▶ _Problem to work on_:
Word for word, retype the records below.

* * * * *

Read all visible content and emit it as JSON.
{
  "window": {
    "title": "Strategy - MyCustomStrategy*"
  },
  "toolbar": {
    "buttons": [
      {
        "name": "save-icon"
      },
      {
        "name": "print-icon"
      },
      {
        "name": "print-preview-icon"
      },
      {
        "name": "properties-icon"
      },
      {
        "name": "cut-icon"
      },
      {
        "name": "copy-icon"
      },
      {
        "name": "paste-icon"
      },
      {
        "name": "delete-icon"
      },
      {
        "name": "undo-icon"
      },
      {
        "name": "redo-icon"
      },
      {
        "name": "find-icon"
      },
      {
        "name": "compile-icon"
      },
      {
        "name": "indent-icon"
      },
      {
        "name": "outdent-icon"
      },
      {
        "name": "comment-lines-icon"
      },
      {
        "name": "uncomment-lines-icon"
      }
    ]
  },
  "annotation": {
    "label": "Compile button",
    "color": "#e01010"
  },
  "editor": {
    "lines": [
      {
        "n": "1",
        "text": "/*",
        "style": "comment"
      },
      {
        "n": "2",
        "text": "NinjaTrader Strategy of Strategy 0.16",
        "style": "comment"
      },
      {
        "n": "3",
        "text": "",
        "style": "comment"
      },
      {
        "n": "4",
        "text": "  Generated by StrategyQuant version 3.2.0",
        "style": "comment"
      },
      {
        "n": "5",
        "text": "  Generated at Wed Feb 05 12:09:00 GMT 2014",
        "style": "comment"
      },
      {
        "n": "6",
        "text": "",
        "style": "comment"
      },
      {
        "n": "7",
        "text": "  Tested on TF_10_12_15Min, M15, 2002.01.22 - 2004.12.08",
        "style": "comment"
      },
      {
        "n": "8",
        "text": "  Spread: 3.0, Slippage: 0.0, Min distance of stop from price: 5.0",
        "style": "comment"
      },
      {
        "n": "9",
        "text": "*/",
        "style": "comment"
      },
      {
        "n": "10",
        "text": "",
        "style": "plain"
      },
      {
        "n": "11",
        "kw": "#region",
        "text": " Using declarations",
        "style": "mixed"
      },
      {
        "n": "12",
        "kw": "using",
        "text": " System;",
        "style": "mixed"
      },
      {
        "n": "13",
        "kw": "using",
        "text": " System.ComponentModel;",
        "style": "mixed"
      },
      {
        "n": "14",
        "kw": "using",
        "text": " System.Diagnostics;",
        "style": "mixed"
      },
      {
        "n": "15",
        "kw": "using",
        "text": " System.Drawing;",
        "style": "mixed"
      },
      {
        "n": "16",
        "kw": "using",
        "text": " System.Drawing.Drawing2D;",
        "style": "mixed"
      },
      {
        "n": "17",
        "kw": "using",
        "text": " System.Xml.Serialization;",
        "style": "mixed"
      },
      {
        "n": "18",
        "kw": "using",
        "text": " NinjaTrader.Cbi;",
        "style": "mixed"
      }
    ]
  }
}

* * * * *

▶ _The answer_:
Read all visible content and emit it as JSON.
{
  "window": {
    "title": "Strategy - MyCustomStrategy*"
  },
  "toolbar": {
    "buttons": [
      {
        "name": "save-icon"
      },
      {
        "name": "print-icon"
      },
      {
        "name": "print-preview-icon"
      },
      {
        "name": "properties-icon"
      },
      {
        "name": "cut-icon"
      },
      {
        "name": "copy-icon"
      },
      {
        "name": "paste-icon"
      },
      {
        "name": "delete-icon"
      },
      {
        "name": "undo-icon"
      },
      {
        "name": "redo-icon"
      },
      {
        "name": "find-icon"
      },
      {
        "name": "compile-icon"
      },
      {
        "name": "indent-icon"
      },
      {
        "name": "outdent-icon"
      },
      {
        "name": "comment-lines-icon"
      },
      {
        "name": "uncomment-lines-icon"
      }
    ]
  },
  "annotation": {
    "label": "Compile button",
    "color": "#e01010"
  },
  "editor": {
    "lines": [
      {
        "n": "1",
        "text": "/*",
        "style": "comment"
      },
      {
        "n": "2",
        "text": "NinjaTrader Strategy of Strategy 0.16",
        "style": "comment"
      },
      {
        "n": "3",
        "text": "",
        "style": "comment"
      },
      {
        "n": "4",
        "text": "  Generated by StrategyQuant version 3.2.0",
        "style": "comment"
      },
      {
        "n": "5",
        "text": "  Generated at Wed Feb 05 12:09:00 GMT 2014",
        "style": "comment"
      },
      {
        "n": "6",
        "text": "",
        "style": "comment"
      },
      {
        "n": "7",
        "text": "  Tested on TF_10_12_15Min, M15, 2002.01.22 - 2004.12.08",
        "style": "comment"
      },
      {
        "n": "8",
        "text": "  Spread: 3.0, Slippage: 0.0, Min distance of stop from price: 5.0",
        "style": "comment"
      },
      {
        "n": "9",
        "text": "*/",
        "style": "comment"
      },
      {
        "n": "10",
        "text": "",
        "style": "plain"
      },
      {
        "n": "11",
        "kw": "#region",
        "text": " Using declarations",
        "style": "mixed"
      },
      {
        "n": "12",
        "kw": "using",
        "text": " System;",
        "style": "mixed"
      },
      {
        "n": "13",
        "kw": "using",
        "text": " System.ComponentModel;",
        "style": "mixed"
      },
      {
        "n": "14",
        "kw": "using",
        "text": " System.Diagnostics;",
        "style": "mixed"
      },
      {
        "n": "15",
        "kw": "using",
        "text": " System.Drawing;",
        "style": "mixed"
      },
      {
        "n": "16",
        "kw": "using",
        "text": " System.Drawing.Drawing2D;",
        "style": "mixed"
      },
      {
        "n": "17",
        "kw": "using",
        "text": " System.Xml.Serialization;",
        "style": "mixed"
      },
      {
        "n": "18",
        "kw": "using",
        "text": " NinjaTrader.Cbi;",
        "style": "mixed"
      }
    ]
  }
}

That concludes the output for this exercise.